The action takes place across 150,000 square miles of woodlands, hills and open plains, a wilderness that includes not only the Serengeti national park and Kenya’s Maasai Mara game reserve but also the dispersal areas beyond.With the beginning of the short rains in late October the migration makes its way back into the Serengeti, so this a good time to be anywhere in the north of the park between Klein’s Camp and the Lamai Wedge. By December, having emerged from the northern woodlands, the herds return past Seronera to mass on their calving grounds again and the circle is complete.But as soon as the rains return the wildebeest head back to the Serengeti, drawn towards their calving grounds in the park’s deep south. Between January and March when the calves are born there is nowhere on Earth so vibrantly alive.

When the rains end in May the wildebeest make tracks for the Maasai Mara. Some take Route One – north across the Seronera Valley. Others swing through the Western Corridor, but for all of them the journey is beset with danger. For a start there are the famous Serengeti lions – about 3,000 at the last count – to which can be added leopards and cheetahs, hungry hyena clans and monster crocodiles.

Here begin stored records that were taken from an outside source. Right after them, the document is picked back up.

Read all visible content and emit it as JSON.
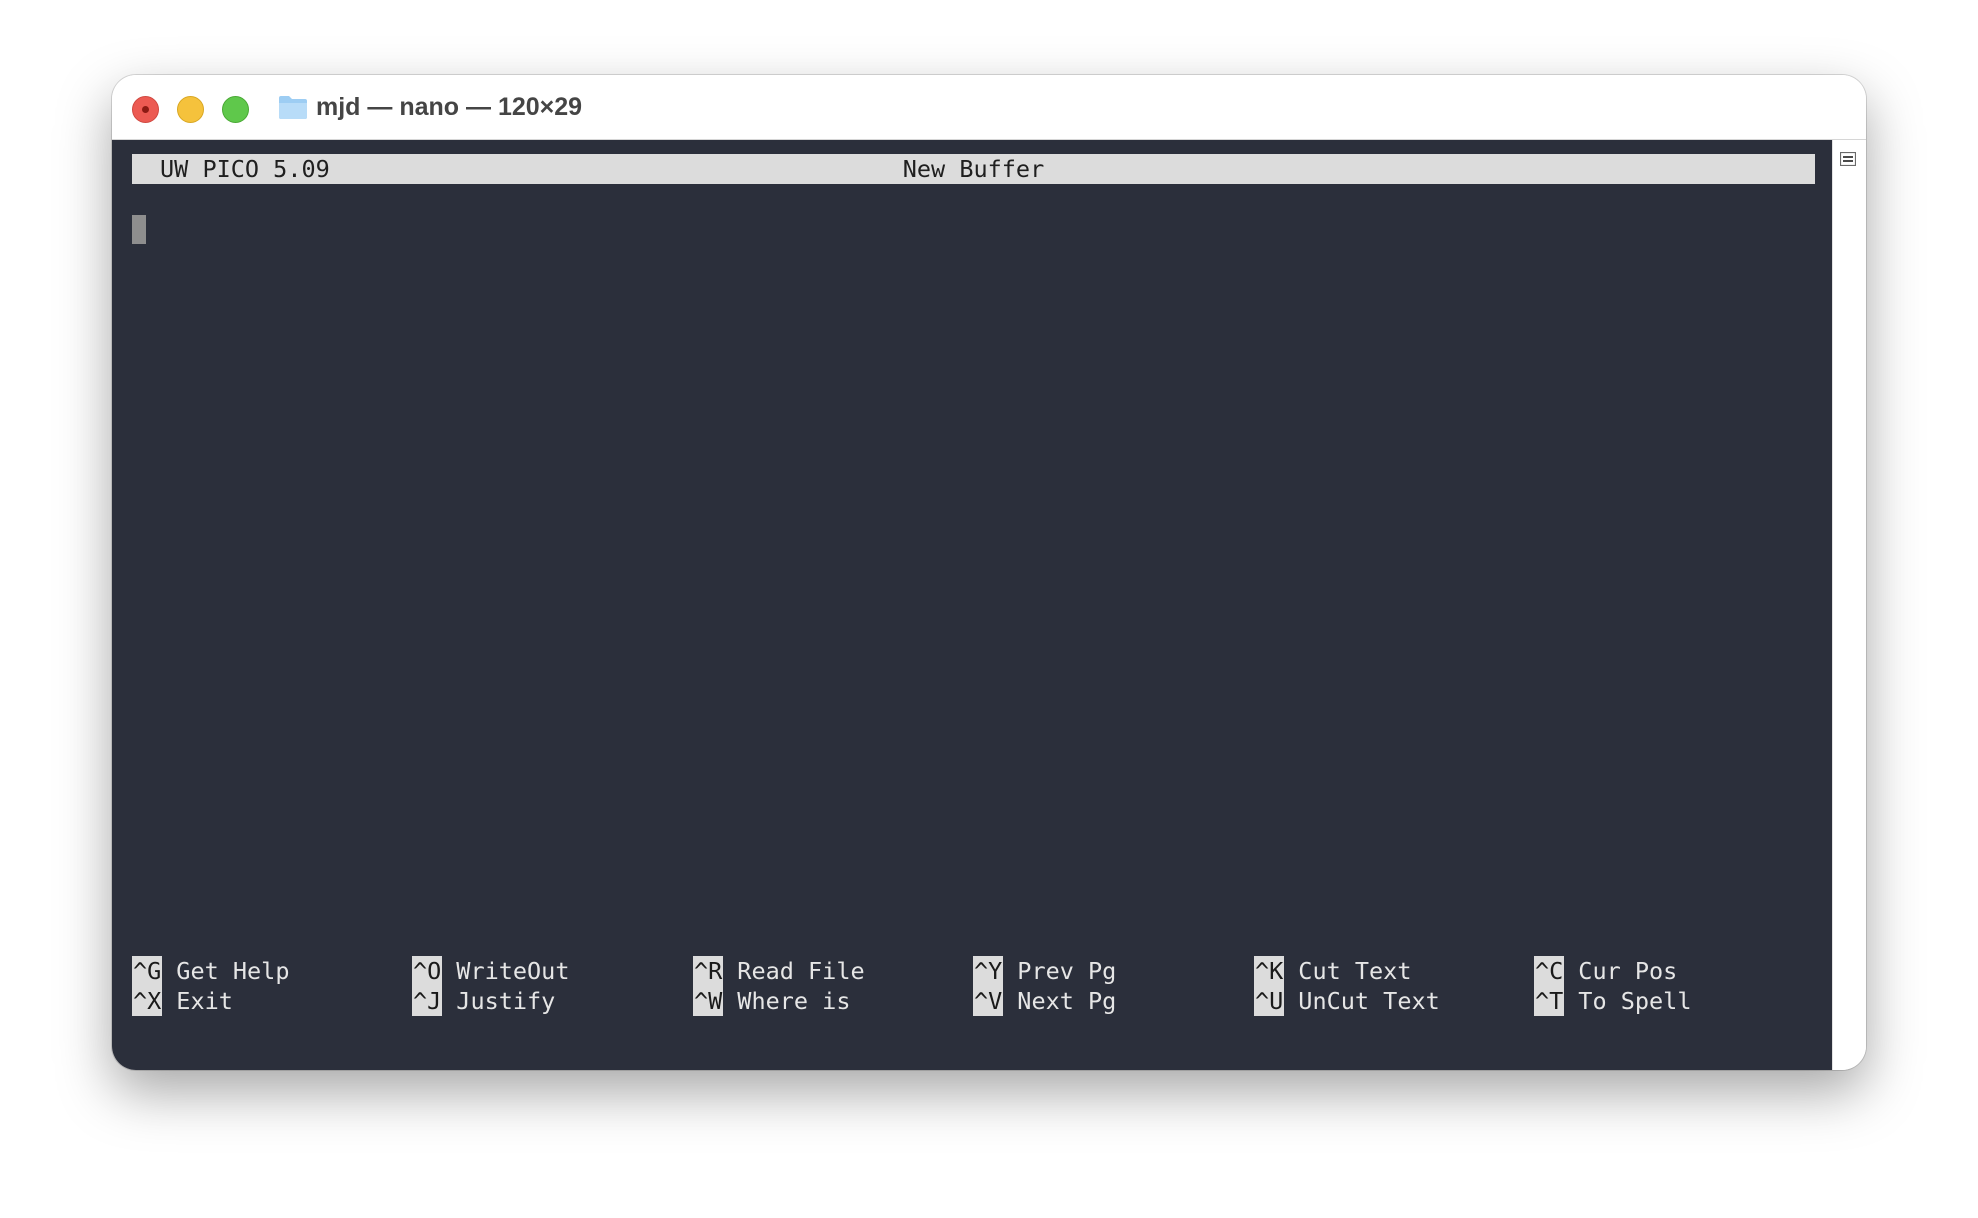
{
  "window": {
    "title": "mjd — nano — 120×29"
  },
  "editor": {
    "app_name": "UW PICO 5.09",
    "buffer_name": "New Buffer"
  },
  "shortcuts": [
    {
      "key": "^G",
      "label": "Get Help"
    },
    {
      "key": "^X",
      "label": "Exit"
    },
    {
      "key": "^O",
      "label": "WriteOut"
    },
    {
      "key": "^J",
      "label": "Justify"
    },
    {
      "key": "^R",
      "label": "Read File"
    },
    {
      "key": "^W",
      "label": "Where is"
    },
    {
      "key": "^Y",
      "label": "Prev Pg"
    },
    {
      "key": "^V",
      "label": "Next Pg"
    },
    {
      "key": "^K",
      "label": "Cut Text"
    },
    {
      "key": "^U",
      "label": "UnCut Text"
    },
    {
      "key": "^C",
      "label": "Cur Pos"
    },
    {
      "key": "^T",
      "label": "To Spell"
    }
  ],
  "colors": {
    "terminal_background": "#2b2f3b",
    "inverse_bar": "#dcdcdc",
    "close": "#ec5a52",
    "minimize": "#f5c23c",
    "maximize": "#5fc84b"
  },
  "icons": [
    "folder-icon",
    "scroll-menu-icon"
  ]
}
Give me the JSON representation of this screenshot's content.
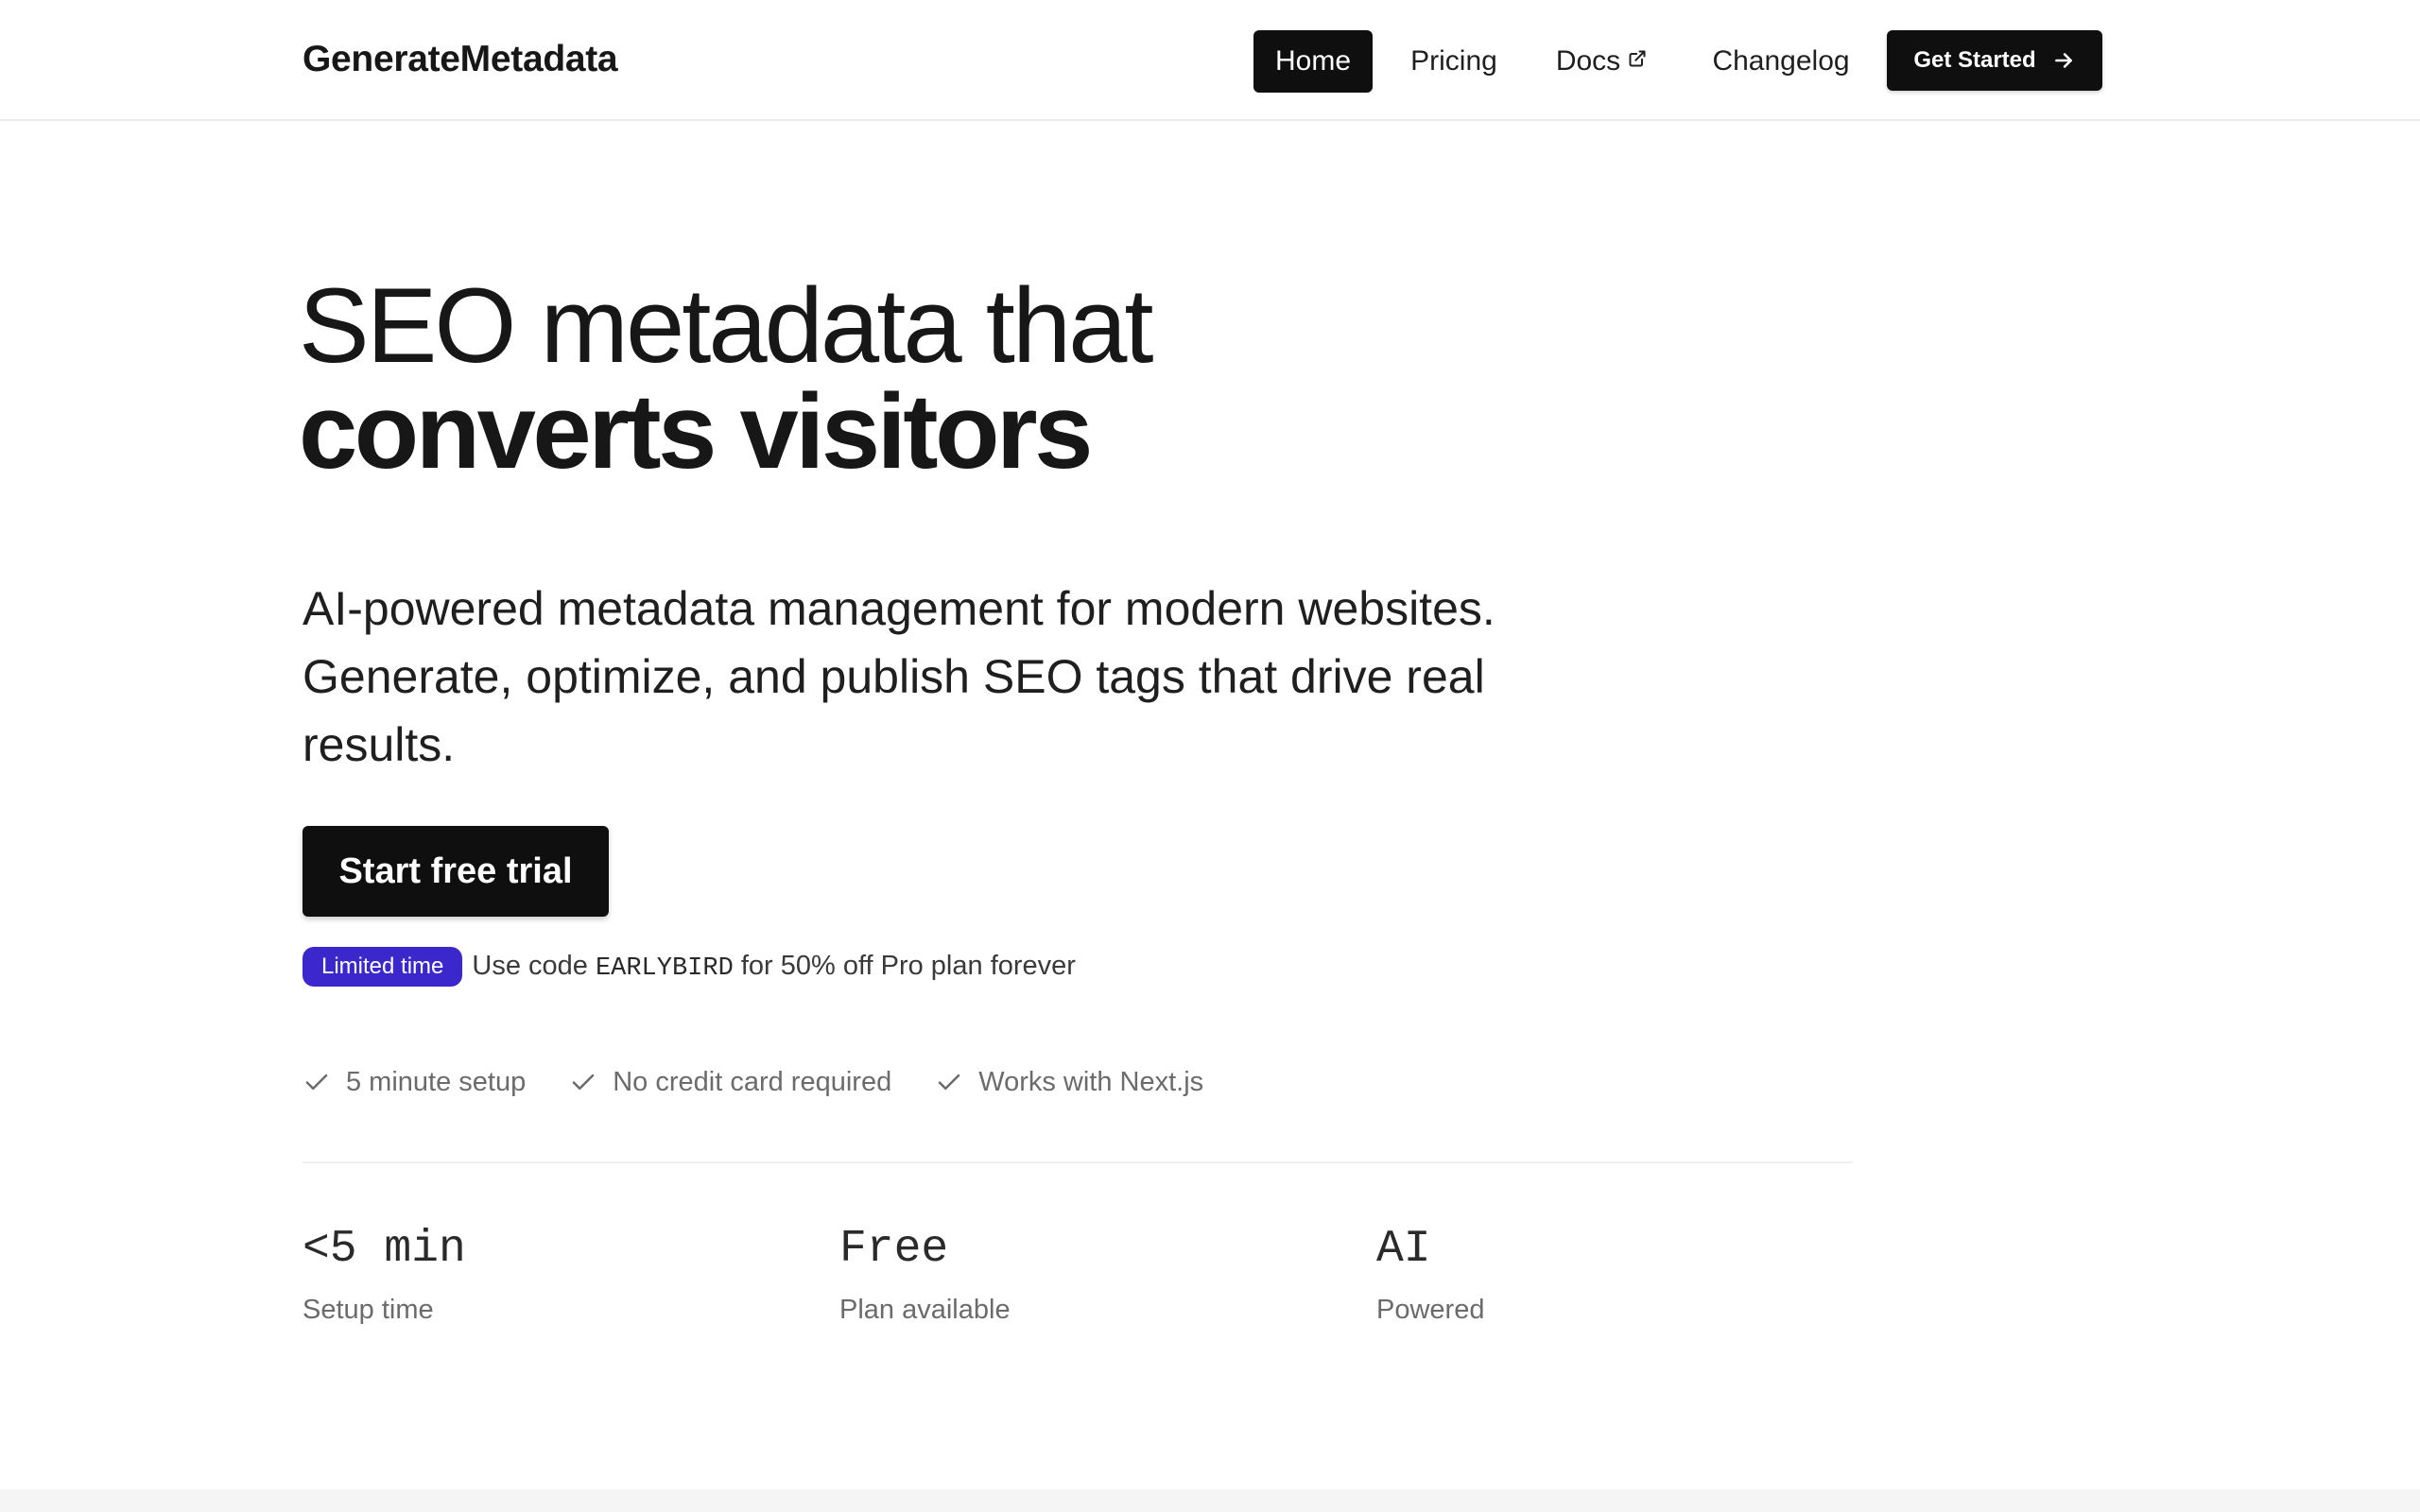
{
  "brand": "GenerateMetadata",
  "nav": {
    "items": [
      {
        "label": "Home",
        "active": true
      },
      {
        "label": "Pricing"
      },
      {
        "label": "Docs",
        "icon": "external-link-icon"
      },
      {
        "label": "Changelog"
      }
    ],
    "cta_label": "Get Started",
    "cta_icon": "arrow-right-icon"
  },
  "hero": {
    "title_line1": "SEO metadata that",
    "title_line2": "converts visitors",
    "subtitle": "AI-powered metadata management for modern websites. Generate, optimize, and publish SEO tags that drive real results.",
    "cta_label": "Start free trial"
  },
  "promo": {
    "badge": "Limited time",
    "text_before": "Use code",
    "code": "EARLYBIRD",
    "text_after": "for 50% off Pro plan forever"
  },
  "features": [
    {
      "label": "5 minute setup",
      "icon": "check-icon"
    },
    {
      "label": "No credit card required",
      "icon": "check-icon"
    },
    {
      "label": "Works with Next.js",
      "icon": "check-icon"
    }
  ],
  "stats": [
    {
      "value": "<5 min",
      "label": "Setup time"
    },
    {
      "value": "Free",
      "label": "Plan available"
    },
    {
      "value": "AI",
      "label": "Powered"
    }
  ],
  "colors": {
    "primary": "#0f0f10",
    "badge": "#3b28cc",
    "muted_text": "#6b6b6b",
    "background": "#ffffff"
  }
}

The river crossing is most likely one on the most dramatic events in the Serengeti!
 
The exact dates of the actual river crossing is always a mystery but it is usually around the end of July through mid-August